Excerpts from an interface dataset:
-- Opening Marker --

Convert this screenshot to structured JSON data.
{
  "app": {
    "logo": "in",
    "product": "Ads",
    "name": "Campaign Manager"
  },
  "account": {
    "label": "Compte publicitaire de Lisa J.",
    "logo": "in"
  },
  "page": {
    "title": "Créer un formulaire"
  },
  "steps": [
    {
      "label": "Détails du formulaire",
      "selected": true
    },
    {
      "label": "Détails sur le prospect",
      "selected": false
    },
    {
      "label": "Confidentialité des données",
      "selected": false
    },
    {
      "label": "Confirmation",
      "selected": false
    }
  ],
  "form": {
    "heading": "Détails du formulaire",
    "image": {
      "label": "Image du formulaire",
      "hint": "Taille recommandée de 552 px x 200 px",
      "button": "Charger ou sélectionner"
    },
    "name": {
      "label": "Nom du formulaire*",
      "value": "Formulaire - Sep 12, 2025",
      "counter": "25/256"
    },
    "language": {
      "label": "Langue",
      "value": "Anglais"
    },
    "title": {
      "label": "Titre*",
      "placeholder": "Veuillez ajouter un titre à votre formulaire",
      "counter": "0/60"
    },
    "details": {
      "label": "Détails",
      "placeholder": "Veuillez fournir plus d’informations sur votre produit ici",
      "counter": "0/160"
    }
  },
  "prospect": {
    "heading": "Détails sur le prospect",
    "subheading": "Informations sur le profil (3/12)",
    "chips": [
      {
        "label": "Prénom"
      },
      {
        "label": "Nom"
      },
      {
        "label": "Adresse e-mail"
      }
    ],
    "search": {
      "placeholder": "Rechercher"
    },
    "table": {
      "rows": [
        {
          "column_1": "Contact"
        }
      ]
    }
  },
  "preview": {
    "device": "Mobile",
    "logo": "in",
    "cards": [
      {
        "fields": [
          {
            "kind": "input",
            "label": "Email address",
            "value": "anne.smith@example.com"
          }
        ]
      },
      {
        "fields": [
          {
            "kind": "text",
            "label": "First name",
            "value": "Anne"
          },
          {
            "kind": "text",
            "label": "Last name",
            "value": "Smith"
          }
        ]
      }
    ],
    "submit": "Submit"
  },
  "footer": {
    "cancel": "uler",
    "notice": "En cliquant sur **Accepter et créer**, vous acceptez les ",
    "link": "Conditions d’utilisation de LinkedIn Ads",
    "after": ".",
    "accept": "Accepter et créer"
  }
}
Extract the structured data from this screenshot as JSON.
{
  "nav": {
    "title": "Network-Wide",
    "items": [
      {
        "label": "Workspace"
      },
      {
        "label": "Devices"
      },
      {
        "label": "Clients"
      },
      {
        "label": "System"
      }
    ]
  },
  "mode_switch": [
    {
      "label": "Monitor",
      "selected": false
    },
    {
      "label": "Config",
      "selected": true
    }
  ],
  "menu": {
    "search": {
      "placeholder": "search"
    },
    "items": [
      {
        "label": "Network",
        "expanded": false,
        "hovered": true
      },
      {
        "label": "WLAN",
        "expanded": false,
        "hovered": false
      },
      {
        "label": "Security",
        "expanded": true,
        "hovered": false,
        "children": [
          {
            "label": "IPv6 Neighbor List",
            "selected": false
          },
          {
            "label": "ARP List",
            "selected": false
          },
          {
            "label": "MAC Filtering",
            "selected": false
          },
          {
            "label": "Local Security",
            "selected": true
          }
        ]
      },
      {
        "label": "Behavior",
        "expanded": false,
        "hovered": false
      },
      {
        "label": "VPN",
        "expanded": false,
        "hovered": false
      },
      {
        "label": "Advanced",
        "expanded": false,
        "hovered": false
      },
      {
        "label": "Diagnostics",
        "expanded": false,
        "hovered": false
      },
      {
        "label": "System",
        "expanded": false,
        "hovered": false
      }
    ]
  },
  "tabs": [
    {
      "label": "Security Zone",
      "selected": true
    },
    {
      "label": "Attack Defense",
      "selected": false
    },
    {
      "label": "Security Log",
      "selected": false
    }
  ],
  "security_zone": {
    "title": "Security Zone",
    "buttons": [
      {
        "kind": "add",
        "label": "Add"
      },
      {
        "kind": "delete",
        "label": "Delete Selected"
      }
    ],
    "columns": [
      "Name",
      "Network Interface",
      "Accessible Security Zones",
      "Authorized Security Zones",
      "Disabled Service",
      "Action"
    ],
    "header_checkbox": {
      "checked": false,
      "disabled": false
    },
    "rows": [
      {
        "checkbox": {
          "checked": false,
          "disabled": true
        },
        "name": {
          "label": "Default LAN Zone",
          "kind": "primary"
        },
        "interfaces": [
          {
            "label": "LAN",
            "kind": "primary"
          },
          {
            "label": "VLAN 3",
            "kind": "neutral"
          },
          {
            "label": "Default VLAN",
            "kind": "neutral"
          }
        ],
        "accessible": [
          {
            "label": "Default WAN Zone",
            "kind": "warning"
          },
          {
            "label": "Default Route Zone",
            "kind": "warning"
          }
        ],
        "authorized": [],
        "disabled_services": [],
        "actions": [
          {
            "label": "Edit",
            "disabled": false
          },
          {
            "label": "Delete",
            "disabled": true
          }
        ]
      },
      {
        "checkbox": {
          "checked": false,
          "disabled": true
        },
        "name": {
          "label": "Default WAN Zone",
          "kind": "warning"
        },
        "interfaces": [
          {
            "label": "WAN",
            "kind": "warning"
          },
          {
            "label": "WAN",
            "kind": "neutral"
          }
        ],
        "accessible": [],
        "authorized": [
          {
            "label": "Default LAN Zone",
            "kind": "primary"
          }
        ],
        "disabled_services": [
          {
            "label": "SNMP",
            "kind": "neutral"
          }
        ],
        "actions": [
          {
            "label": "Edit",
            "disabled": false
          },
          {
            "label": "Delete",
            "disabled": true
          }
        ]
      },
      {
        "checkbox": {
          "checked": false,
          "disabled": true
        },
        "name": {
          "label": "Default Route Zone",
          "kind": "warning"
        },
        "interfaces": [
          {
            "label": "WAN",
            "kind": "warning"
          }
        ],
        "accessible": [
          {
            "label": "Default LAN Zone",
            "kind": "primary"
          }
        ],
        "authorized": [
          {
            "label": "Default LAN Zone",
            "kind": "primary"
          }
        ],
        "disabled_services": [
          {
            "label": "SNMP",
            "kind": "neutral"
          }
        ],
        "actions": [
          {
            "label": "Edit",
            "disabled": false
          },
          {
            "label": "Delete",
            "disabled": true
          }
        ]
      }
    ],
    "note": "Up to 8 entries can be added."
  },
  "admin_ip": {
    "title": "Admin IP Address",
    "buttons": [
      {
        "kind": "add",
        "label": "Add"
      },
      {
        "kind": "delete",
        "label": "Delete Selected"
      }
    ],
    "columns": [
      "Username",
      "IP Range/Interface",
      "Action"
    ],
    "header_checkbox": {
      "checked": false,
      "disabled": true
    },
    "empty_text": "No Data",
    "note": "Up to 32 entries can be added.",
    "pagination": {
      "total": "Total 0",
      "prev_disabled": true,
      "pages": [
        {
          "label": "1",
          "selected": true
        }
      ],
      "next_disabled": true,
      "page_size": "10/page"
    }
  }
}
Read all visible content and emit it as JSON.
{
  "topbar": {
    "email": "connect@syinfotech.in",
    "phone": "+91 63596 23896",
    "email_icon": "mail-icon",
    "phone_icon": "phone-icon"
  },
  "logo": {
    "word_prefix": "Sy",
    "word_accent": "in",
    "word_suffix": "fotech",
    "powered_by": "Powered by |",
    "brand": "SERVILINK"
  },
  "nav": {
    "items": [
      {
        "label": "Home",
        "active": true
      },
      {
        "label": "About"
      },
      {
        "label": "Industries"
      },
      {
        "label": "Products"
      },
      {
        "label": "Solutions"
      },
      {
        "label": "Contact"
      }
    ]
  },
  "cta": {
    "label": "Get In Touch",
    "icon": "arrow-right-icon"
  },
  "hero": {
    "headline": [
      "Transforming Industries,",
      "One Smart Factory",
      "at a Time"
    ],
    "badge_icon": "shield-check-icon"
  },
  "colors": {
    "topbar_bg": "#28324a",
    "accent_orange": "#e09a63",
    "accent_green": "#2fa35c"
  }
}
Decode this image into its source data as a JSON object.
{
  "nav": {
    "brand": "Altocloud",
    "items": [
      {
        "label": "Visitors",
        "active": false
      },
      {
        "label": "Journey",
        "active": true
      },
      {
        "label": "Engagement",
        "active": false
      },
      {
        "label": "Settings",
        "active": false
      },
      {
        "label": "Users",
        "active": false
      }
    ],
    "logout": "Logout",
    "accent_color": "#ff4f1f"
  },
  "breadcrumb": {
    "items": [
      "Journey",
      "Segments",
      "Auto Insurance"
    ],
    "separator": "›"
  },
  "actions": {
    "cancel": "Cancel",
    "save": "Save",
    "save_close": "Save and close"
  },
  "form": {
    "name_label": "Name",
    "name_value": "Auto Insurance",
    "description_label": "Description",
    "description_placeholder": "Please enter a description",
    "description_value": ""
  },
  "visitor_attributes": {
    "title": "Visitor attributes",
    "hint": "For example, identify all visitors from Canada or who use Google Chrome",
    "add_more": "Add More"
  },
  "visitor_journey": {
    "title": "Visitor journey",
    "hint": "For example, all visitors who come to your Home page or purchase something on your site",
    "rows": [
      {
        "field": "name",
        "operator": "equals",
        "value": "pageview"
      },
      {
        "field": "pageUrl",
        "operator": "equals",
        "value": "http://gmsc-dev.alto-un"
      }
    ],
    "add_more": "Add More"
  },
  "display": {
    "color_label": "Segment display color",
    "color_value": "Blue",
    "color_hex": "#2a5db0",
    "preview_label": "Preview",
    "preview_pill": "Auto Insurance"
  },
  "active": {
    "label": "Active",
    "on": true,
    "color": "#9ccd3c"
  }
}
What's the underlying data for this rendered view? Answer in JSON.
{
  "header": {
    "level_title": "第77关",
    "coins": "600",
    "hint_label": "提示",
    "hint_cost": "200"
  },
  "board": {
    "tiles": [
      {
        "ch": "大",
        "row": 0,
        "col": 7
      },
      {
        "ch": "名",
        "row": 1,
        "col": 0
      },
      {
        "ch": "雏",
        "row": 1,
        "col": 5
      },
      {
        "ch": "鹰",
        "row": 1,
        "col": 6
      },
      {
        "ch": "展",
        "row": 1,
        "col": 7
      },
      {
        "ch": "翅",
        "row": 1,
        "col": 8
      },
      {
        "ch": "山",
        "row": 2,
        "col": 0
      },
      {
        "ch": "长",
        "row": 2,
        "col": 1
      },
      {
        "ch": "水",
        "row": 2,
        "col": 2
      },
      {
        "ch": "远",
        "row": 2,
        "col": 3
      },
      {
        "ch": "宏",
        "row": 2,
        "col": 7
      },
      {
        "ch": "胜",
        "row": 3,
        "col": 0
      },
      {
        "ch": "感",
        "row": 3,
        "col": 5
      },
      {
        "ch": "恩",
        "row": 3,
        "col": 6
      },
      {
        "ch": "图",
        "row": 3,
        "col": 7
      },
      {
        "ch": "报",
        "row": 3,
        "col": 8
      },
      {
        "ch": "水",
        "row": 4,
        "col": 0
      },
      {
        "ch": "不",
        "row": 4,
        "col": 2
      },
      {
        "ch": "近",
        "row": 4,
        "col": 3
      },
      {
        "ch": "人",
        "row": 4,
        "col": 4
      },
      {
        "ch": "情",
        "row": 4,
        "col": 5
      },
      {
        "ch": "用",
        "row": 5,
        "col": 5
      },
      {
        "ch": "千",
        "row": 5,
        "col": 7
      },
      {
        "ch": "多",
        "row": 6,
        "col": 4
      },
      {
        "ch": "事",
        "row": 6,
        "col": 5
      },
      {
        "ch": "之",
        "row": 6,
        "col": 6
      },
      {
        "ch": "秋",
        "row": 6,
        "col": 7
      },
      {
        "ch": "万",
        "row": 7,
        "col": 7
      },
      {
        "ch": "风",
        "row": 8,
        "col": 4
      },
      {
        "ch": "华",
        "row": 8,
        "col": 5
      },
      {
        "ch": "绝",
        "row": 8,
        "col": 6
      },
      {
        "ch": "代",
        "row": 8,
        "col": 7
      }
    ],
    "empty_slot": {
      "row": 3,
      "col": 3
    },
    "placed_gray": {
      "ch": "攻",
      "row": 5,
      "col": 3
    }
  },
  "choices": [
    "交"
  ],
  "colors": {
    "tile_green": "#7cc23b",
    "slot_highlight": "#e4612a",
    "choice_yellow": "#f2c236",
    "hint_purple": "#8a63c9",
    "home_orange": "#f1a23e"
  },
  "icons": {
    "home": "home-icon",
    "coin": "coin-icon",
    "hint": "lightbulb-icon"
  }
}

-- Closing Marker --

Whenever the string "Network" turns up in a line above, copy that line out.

    "title": "Network-Wide",
        "label": "Network",
      "Network Interface",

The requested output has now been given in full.